(Beginning of RECORDS SUPPLIED)
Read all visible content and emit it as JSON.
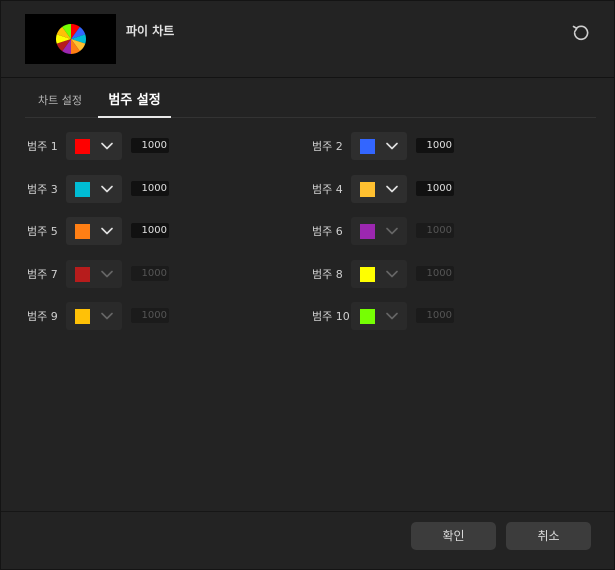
{
  "header": {
    "title": "파이 차트"
  },
  "tabs": [
    {
      "label": "차트 설정"
    },
    {
      "label": "범주 설정"
    }
  ],
  "legend_items": [
    {
      "label": "범주 1",
      "color": "#ff0000",
      "value": "1000",
      "enabled": true
    },
    {
      "label": "범주 2",
      "color": "#3366ff",
      "value": "1000",
      "enabled": true
    },
    {
      "label": "범주 3",
      "color": "#00bcd4",
      "value": "1000",
      "enabled": true
    },
    {
      "label": "범주 4",
      "color": "#ffc030",
      "value": "1000",
      "enabled": true
    },
    {
      "label": "범주 5",
      "color": "#ff7f14",
      "value": "1000",
      "enabled": true
    },
    {
      "label": "범주 6",
      "color": "#9c27b0",
      "value": "1000",
      "enabled": false
    },
    {
      "label": "범주 7",
      "color": "#b71c1c",
      "value": "1000",
      "enabled": false
    },
    {
      "label": "범주 8",
      "color": "#ffff00",
      "value": "1000",
      "enabled": false
    },
    {
      "label": "범주 9",
      "color": "#ffc107",
      "value": "1000",
      "enabled": false
    },
    {
      "label": "범주 10",
      "color": "#76ff03",
      "value": "1000",
      "enabled": false
    }
  ],
  "buttons": {
    "ok": "확인",
    "cancel": "취소"
  }
}
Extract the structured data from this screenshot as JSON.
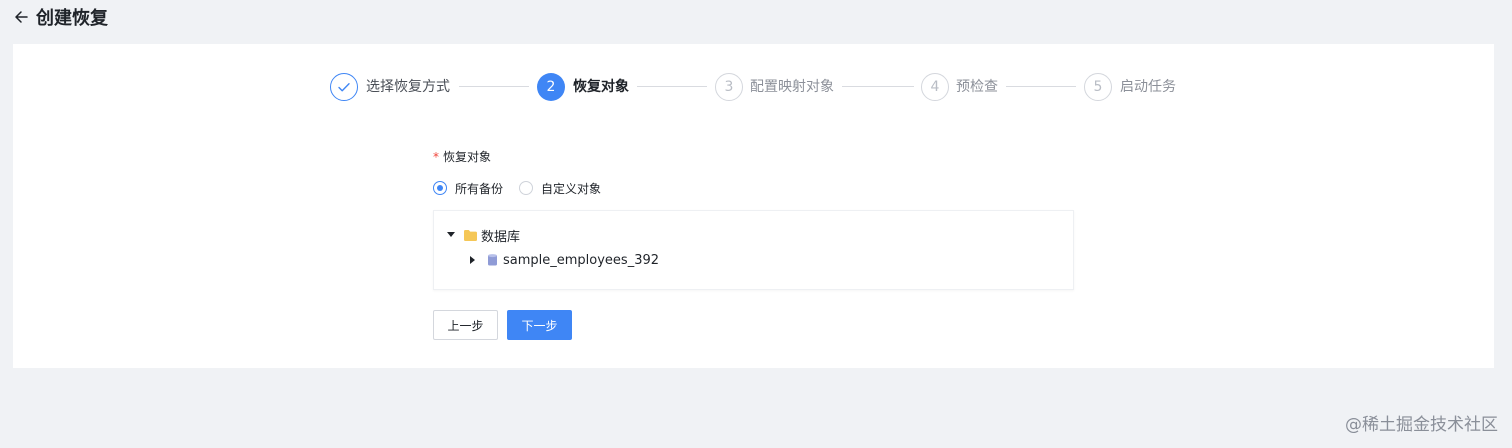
{
  "header": {
    "title": "创建恢复"
  },
  "steps": [
    {
      "number": "1",
      "label": "选择恢复方式",
      "status": "done"
    },
    {
      "number": "2",
      "label": "恢复对象",
      "status": "active"
    },
    {
      "number": "3",
      "label": "配置映射对象",
      "status": "wait"
    },
    {
      "number": "4",
      "label": "预检查",
      "status": "wait"
    },
    {
      "number": "5",
      "label": "启动任务",
      "status": "wait"
    }
  ],
  "form": {
    "required_mark": "*",
    "field_label": "恢复对象",
    "options": [
      {
        "label": "所有备份",
        "checked": true
      },
      {
        "label": "自定义对象",
        "checked": false
      }
    ],
    "tree": {
      "root": {
        "label": "数据库",
        "expanded": true,
        "icon": "folder-icon"
      },
      "child": {
        "label": "sample_employees_392",
        "expanded": false,
        "icon": "database-icon"
      }
    }
  },
  "buttons": {
    "prev": "上一步",
    "next": "下一步"
  },
  "watermark": "@稀土掘金技术社区",
  "colors": {
    "primary": "#3f86f5",
    "background": "#f0f2f5",
    "required": "#f0453b",
    "folder": "#f5c757"
  }
}
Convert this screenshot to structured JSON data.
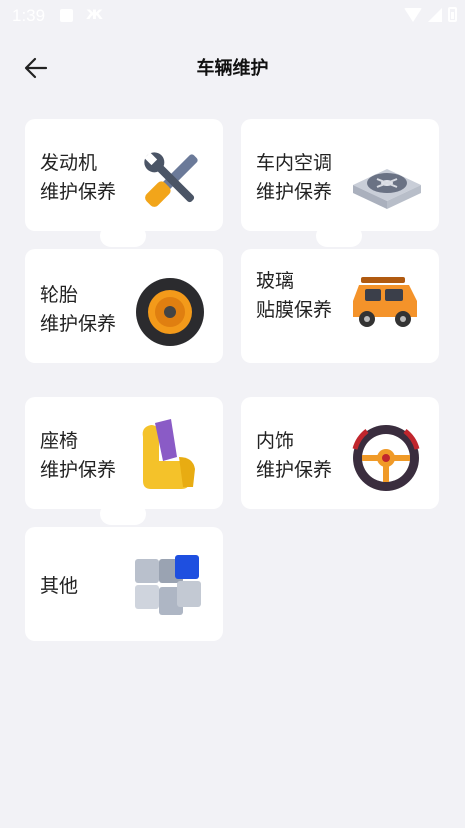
{
  "status_bar": {
    "time": "1:39"
  },
  "header": {
    "title": "车辆维护",
    "back_icon": "arrow-left-icon"
  },
  "cards": [
    {
      "line1": "发动机",
      "line2": "维护保养",
      "icon": "tools-icon"
    },
    {
      "line1": "车内空调",
      "line2": "维护保养",
      "icon": "air-conditioner-fan-icon"
    },
    {
      "line1": "轮胎",
      "line2": "维护保养",
      "icon": "tire-icon"
    },
    {
      "line1": "玻璃",
      "line2": "贴膜保养",
      "icon": "car-icon"
    },
    {
      "line1": "座椅",
      "line2": "维护保养",
      "icon": "seat-icon"
    },
    {
      "line1": "内饰",
      "line2": "维护保养",
      "icon": "steering-wheel-icon"
    },
    {
      "line1": "其他",
      "line2": "",
      "icon": "blocks-icon"
    }
  ],
  "colors": {
    "background": "#f2f2f6",
    "card": "#ffffff",
    "text": "#222222"
  }
}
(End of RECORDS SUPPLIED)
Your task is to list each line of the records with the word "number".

WRITTEN RESPONSE -
      "number": "1",
      "number": "2",
      "number": "3",
      "number": "4",
      "number": "5",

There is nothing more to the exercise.